In addition, a 2010 exhibition provided another venue to disseminate the scholarship resulting from the project. The exhibition included an overview of the history of lithography and the local trade in addition to sections documenting the lives of Philadelphia lithographers, their work, and their influence on the visual culture of nineteenth-century and modern-day society. The exhibition demonstrated how lithography allowed speedy production and a variety of imagery, as shown in the lithographs displayed, thus altering the conception, content, and consumption of prints produced for the commercial and domestic consumer in Philadelphia. Sections of the exhibition examined the change of the establishments from collaborative printing shops in the antebellum era to factories with specialized departments after the Civil War; the influence of the innovations of chromolithography (the process of printing lithographs in multiple colors) and steam printing on this transformation; and the later industry’s focus on advertising, particularly trade cards, to remain viable. The online exhibition can be accessed at www.librarycompany.org/pos/posexhibition.htm.

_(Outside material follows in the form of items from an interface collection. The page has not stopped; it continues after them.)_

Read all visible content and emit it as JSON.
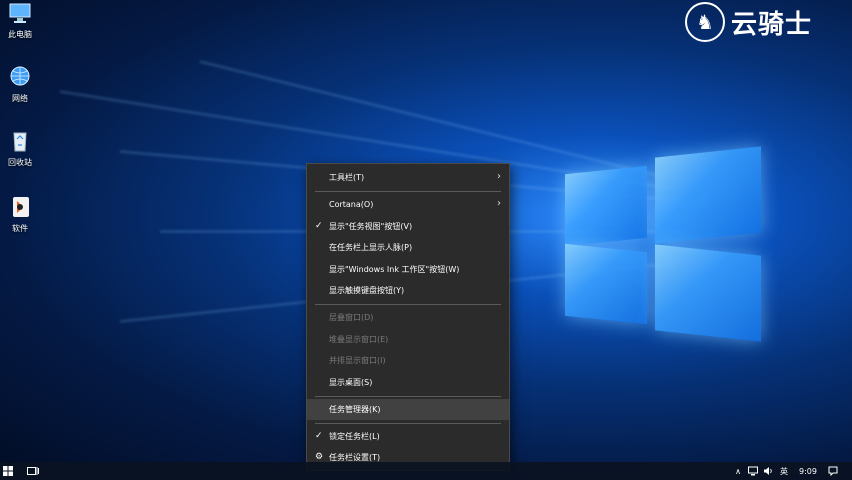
{
  "brand": {
    "name": "云骑士"
  },
  "desktop_icons": [
    {
      "label": "此电脑",
      "icon": "computer-icon"
    },
    {
      "label": "网络",
      "icon": "network-icon"
    },
    {
      "label": "回收站",
      "icon": "recycle-bin-icon"
    },
    {
      "label": "软件",
      "icon": "software-icon"
    }
  ],
  "context_menu": {
    "items": [
      {
        "label": "工具栏(T)",
        "submenu": true
      },
      {
        "label": "Cortana(O)",
        "submenu": true
      },
      {
        "label": "显示\"任务视图\"按钮(V)",
        "checked": true
      },
      {
        "label": "在任务栏上显示人脉(P)"
      },
      {
        "label": "显示\"Windows Ink 工作区\"按钮(W)"
      },
      {
        "label": "显示触摸键盘按钮(Y)"
      },
      {
        "label": "层叠窗口(D)",
        "disabled": true
      },
      {
        "label": "堆叠显示窗口(E)",
        "disabled": true
      },
      {
        "label": "并排显示窗口(I)",
        "disabled": true
      },
      {
        "label": "显示桌面(S)"
      },
      {
        "label": "任务管理器(K)",
        "hovered": true
      },
      {
        "label": "锁定任务栏(L)",
        "checked": true
      },
      {
        "label": "任务栏设置(T)",
        "icon": "gear-icon"
      }
    ],
    "submenu_arrow": "›",
    "check_mark": "✓",
    "settings_glyph": "⚙"
  },
  "taskbar": {
    "start_icon": "windows-start-icon",
    "task_view_icon": "task-view-icon",
    "tray": {
      "up_arrow": "∧",
      "ime_mode": "英",
      "time": "9:09"
    }
  }
}
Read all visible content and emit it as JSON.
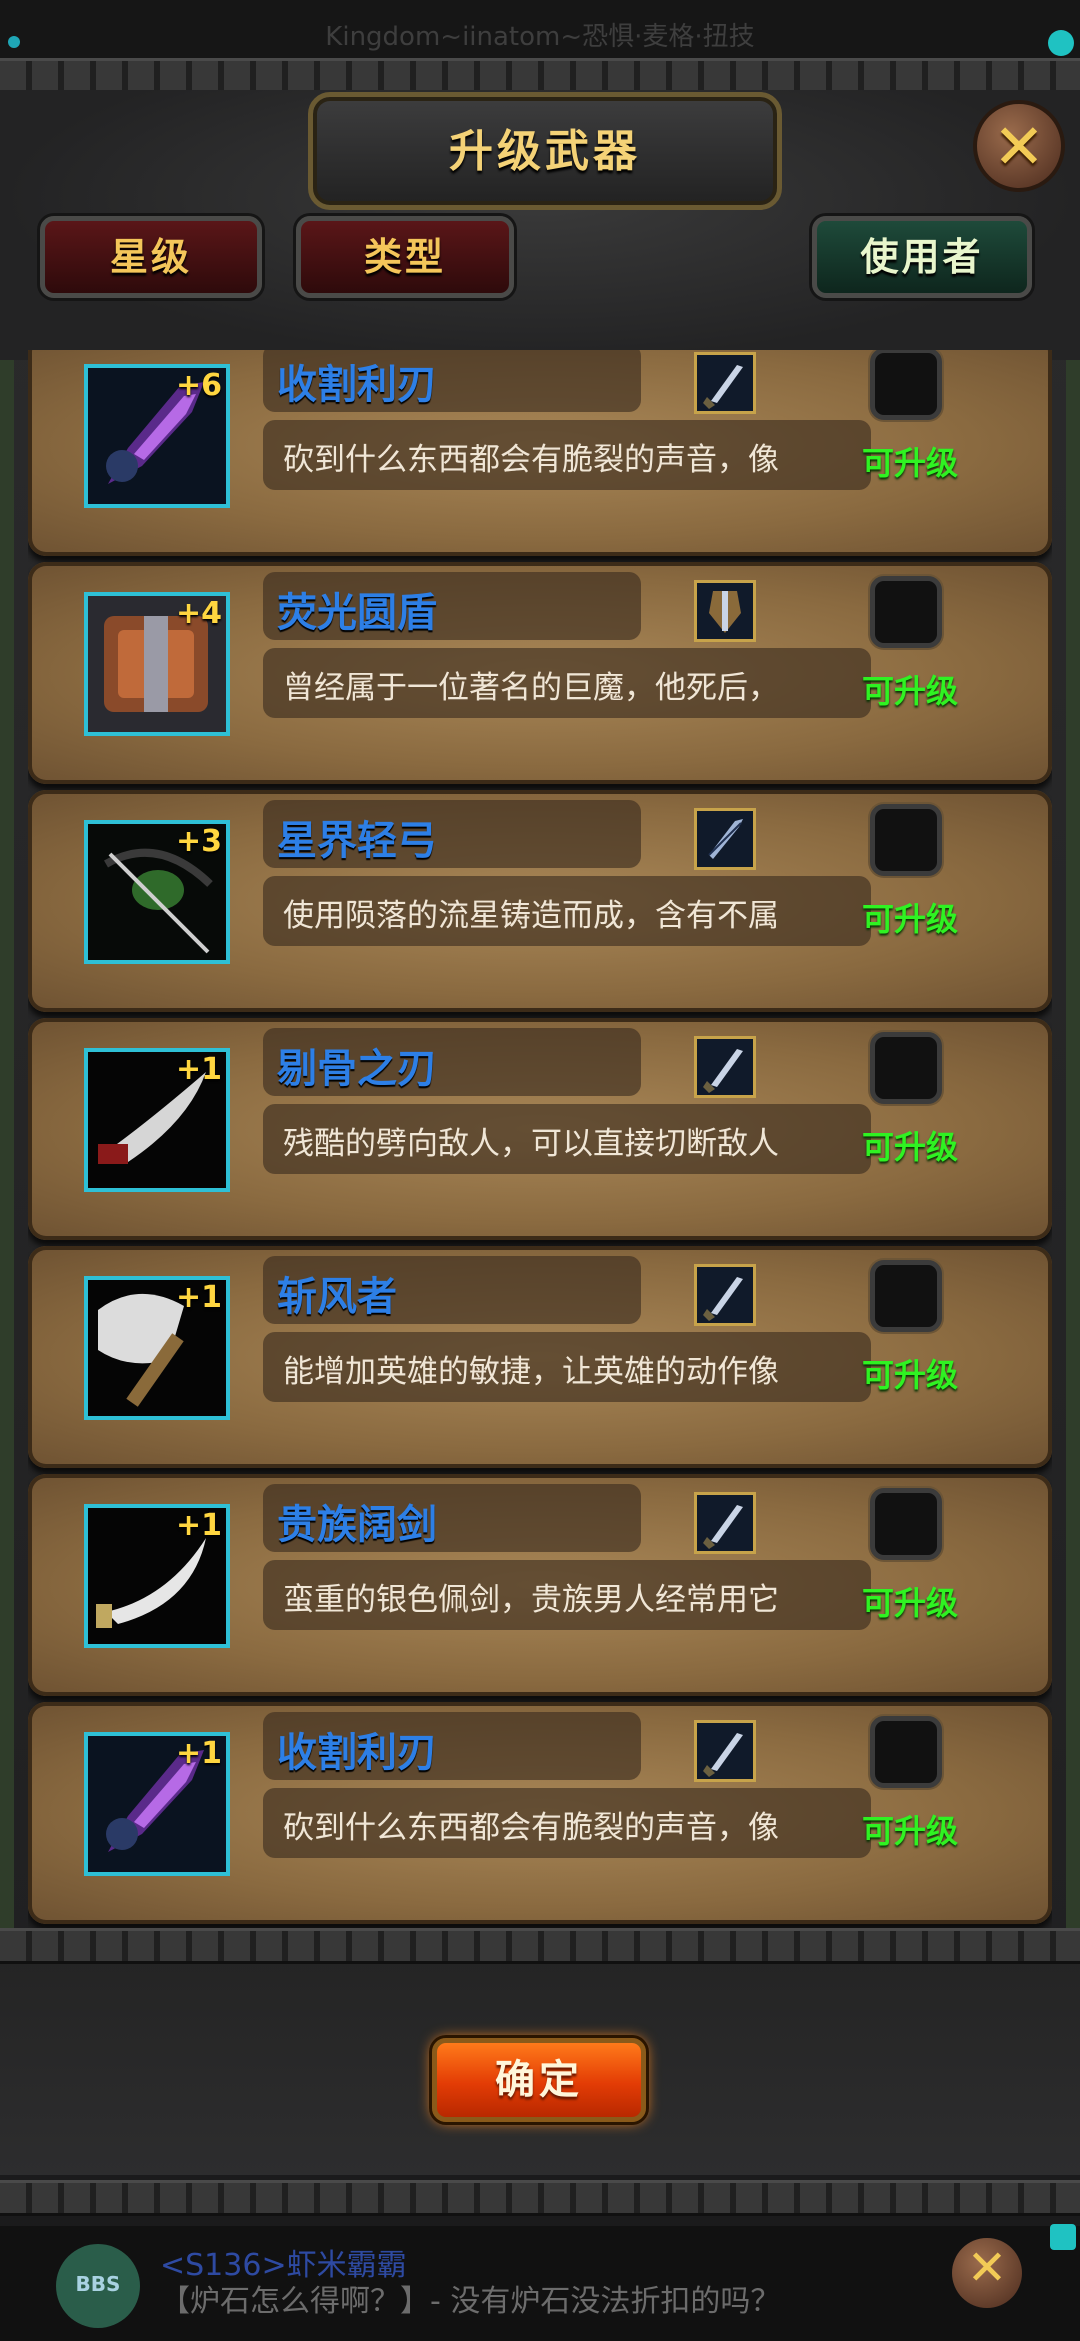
{
  "window": {
    "title": "Kingdom~iinatom~恐惧·麦格·扭技"
  },
  "header": {
    "title": "升级武器",
    "close_icon": "close-x-icon",
    "filters": [
      {
        "label": "星级",
        "style": "red"
      },
      {
        "label": "类型",
        "style": "red"
      },
      {
        "label": "使用者",
        "style": "green"
      }
    ]
  },
  "items": [
    {
      "name": "收割利刃",
      "plus": "+6",
      "desc": "砍到什么东西都会有脆裂的声音，像",
      "type_icon": "sword-icon",
      "status": "可升级",
      "thumb_icon": "purple-crystal-blade-icon"
    },
    {
      "name": "荧光圆盾",
      "plus": "+4",
      "desc": "曾经属于一位著名的巨魔，他死后，",
      "type_icon": "shield-icon",
      "status": "可升级",
      "thumb_icon": "wooden-shield-icon"
    },
    {
      "name": "星界轻弓",
      "plus": "+3",
      "desc": "使用陨落的流星铸造而成，含有不属",
      "type_icon": "bow-icon",
      "status": "可升级",
      "thumb_icon": "green-bow-icon"
    },
    {
      "name": "剔骨之刃",
      "plus": "+1",
      "desc": "残酷的劈向敌人，可以直接切断敌人",
      "type_icon": "sword-icon",
      "status": "可升级",
      "thumb_icon": "curved-blade-icon"
    },
    {
      "name": "斩风者",
      "plus": "+1",
      "desc": "能增加英雄的敏捷，让英雄的动作像",
      "type_icon": "sword-icon",
      "status": "可升级",
      "thumb_icon": "axe-icon"
    },
    {
      "name": "贵族阔剑",
      "plus": "+1",
      "desc": "蛮重的银色佩剑，贵族男人经常用它",
      "type_icon": "sword-icon",
      "status": "可升级",
      "thumb_icon": "silver-saber-icon"
    },
    {
      "name": "收割利刃",
      "plus": "+1",
      "desc": "砍到什么东西都会有脆裂的声音，像",
      "type_icon": "sword-icon",
      "status": "可升级",
      "thumb_icon": "purple-crystal-blade-icon"
    }
  ],
  "confirm": {
    "label": "确定"
  },
  "chat": {
    "badge": "BBS",
    "name": "<S136>虾米霸霸",
    "message": "【炉石怎么得啊？】- 没有炉石没法折扣的吗？"
  },
  "colors": {
    "title_gold": "#f4d277",
    "item_name_blue": "#2d7fe6",
    "status_green": "#2ff222",
    "thumb_border": "#2ec0d6",
    "confirm_orange": "#e33c05"
  }
}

This book represents the capstone to this multifaceted collaborative project and hopes to show that although the romantic age of lithography in Philadelphia should be reevaluated, the romance of the research of this local trade should be infinite.